Forty six percent of Gen Zers say including political activism on one’s resume should be become more acceptable, according to a recent study by Skynova.
Just 28.9 percent of employers, meanwhile, say the opposite.
The study, which surveyed 512 Gen Z employees and 253 employers in the U.S., presented respondents with a series of questions, including attention-check and disqualification questions.
The section of the study that covers putting personal beliefs on a resume explores specific activism-related topics that Gen Z wants to include on their resumes and how employers receive the concept of adding these topics overall.
The study’s key findings included:
- 47.2% of employers felt that no form of social activism or movements is ever acceptable on resumes
- 49% of employers say it is vital to be aware of social justice movements important to employees, compared to 37.1% of Gen Zers who say the same.

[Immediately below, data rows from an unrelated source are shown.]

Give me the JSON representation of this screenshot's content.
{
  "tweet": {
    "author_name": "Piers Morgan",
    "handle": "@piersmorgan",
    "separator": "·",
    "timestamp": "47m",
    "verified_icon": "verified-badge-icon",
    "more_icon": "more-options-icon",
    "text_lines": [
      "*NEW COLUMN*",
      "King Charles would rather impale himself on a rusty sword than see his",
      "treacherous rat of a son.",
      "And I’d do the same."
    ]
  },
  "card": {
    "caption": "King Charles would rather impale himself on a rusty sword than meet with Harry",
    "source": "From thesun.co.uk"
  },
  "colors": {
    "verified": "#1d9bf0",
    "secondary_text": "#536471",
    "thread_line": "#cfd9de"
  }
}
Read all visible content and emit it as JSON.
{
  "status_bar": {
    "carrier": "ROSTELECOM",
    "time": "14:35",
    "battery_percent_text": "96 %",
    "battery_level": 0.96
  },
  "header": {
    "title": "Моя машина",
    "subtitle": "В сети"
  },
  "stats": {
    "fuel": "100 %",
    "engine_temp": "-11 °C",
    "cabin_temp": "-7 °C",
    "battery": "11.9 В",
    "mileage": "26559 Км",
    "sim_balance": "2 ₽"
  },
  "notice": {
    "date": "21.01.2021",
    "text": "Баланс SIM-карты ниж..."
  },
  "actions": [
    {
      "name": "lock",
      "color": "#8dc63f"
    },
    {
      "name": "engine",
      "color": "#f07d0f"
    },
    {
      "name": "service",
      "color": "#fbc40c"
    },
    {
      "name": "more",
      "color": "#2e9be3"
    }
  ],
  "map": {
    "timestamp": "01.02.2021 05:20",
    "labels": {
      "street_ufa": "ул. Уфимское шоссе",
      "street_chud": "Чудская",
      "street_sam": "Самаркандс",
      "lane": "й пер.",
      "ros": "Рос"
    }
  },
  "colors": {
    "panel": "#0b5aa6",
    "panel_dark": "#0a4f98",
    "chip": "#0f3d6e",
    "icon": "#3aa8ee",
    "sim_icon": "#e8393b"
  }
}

- 55.3% of Gen Zers are much more likely to want to add political activities to their resume, including “volunteering for social justice orientation”
- Employers view being anti-vaccine as the top political view that automatically disqualifies a job applicant.
- The movement participation that Gen Zers are the most likely to include on a resume was “equality,” at 54.3%.
The full study can be found here.